I hate to see people fold their arms when someone new speaks. Do you know why? Because it signifies that those folks have already prejudged what they are going to hear. Is that assessment always true? I doubt it–but it is a cue for me and to others on what you may think.
In between active listening and thoughtful responding comes the very necessary review of body language. Most people are oblivious to how their facial expressions, posture and nervous tics and twitches lend themselves to overall impressions. Well, I don’t know if anybody ever told you, but reading body language is considered a kind of science. Law enforcement officers use it; psychologists and psychiatrists use it; political analysts use it; parents use it; kids use it. As you can see, it’s an everyday kind of thing. So why do we fail to use it in important social and professional situations like conversations with our spouses or quarterly reviews at work?
I hate to say it, but it’s that preemptive thinking again. As you’re rehearsing what you’re going to say, your brain no longer controls your body–the two are working on different levels. You’re brain focuses in on coming up with clever ways to tell the other person just what you think about it all while your body responds by doing one of two things–defending you from the onslaught that you’re still subconsciously hearing OR mimicking what your brain is thinking. Either way, the nonverbal message the other person gets is not positive. If you’re not careful you can actually create a negative or combative atmosphere because the other person is provoked.
In the not too distant past, I have failed in this area–I am easily offended and my temper can manifest in my eyebrows lifting, my jaw clenching, my arms folding, my body turning and shifting, and my eyes piercing into the person. I have learned to be much more magnanimous-nodding agreeably and keeping a slight smile on my face while doing my best to control my eyebrows. It is difficult sometimes, but this always works out in my favor because I am able to diffuse a negative situation before it pops off.
If you don’t know how your body reacts when people are talking to you, I encourage you to figure it out. You can ask a friend to monitor you during your conversations or ask your parent (parents can always tell what level you’re on based on your body language from your teenage years). If you know that you don’t do well in controlling your body language during conversations, practice replacing old habits with new. Commit to sitting a certain way or figure out where your arms can go before hand.

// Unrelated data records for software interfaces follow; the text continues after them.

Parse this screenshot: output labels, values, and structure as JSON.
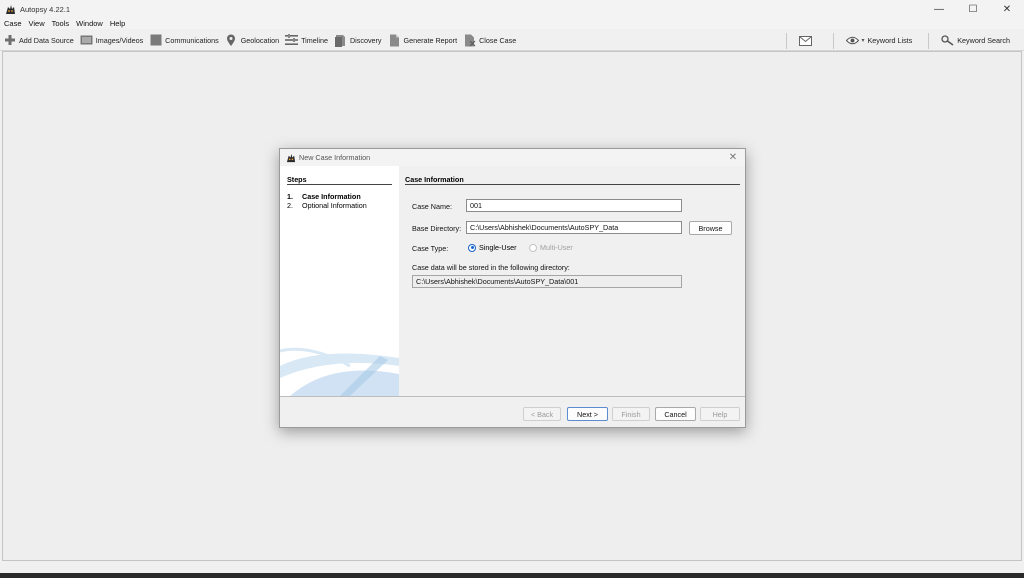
{
  "window": {
    "title": "Autopsy 4.22.1",
    "controls": {
      "minimize": "—",
      "maximize": "☐",
      "close": "✕"
    }
  },
  "menu": [
    "Case",
    "View",
    "Tools",
    "Window",
    "Help"
  ],
  "toolbar": {
    "add_data_source": "Add Data Source",
    "images_videos": "Images/Videos",
    "communications": "Communications",
    "geolocation": "Geolocation",
    "timeline": "Timeline",
    "discovery": "Discovery",
    "generate_report": "Generate Report",
    "close_case": "Close Case",
    "keyword_lists": "Keyword Lists",
    "keyword_search": "Keyword Search"
  },
  "dialog": {
    "title": "New Case Information",
    "close": "✕",
    "steps": {
      "header": "Steps",
      "items": [
        {
          "num": "1.",
          "label": "Case Information"
        },
        {
          "num": "2.",
          "label": "Optional Information"
        }
      ]
    },
    "content": {
      "header": "Case Information",
      "case_name_label": "Case Name:",
      "case_name_value": "001",
      "base_dir_label": "Base Directory:",
      "base_dir_value": "C:\\Users\\Abhishek\\Documents\\AutoSPY_Data",
      "browse_label": "Browse",
      "case_type_label": "Case Type:",
      "single_user_label": "Single-User",
      "multi_user_label": "Multi-User",
      "stored_note": "Case data will be stored in the following directory:",
      "stored_path": "C:\\Users\\Abhishek\\Documents\\AutoSPY_Data\\001"
    },
    "buttons": {
      "back": "< Back",
      "next": "Next >",
      "finish": "Finish",
      "cancel": "Cancel",
      "help": "Help"
    }
  },
  "colors": {
    "accent": "#1a63c6",
    "dialog_bg": "#f0f0f0",
    "steps_bg": "#ffffff"
  }
}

God bless! Don’t forget that your feelings don’t have to written on your face! Practice positive posture!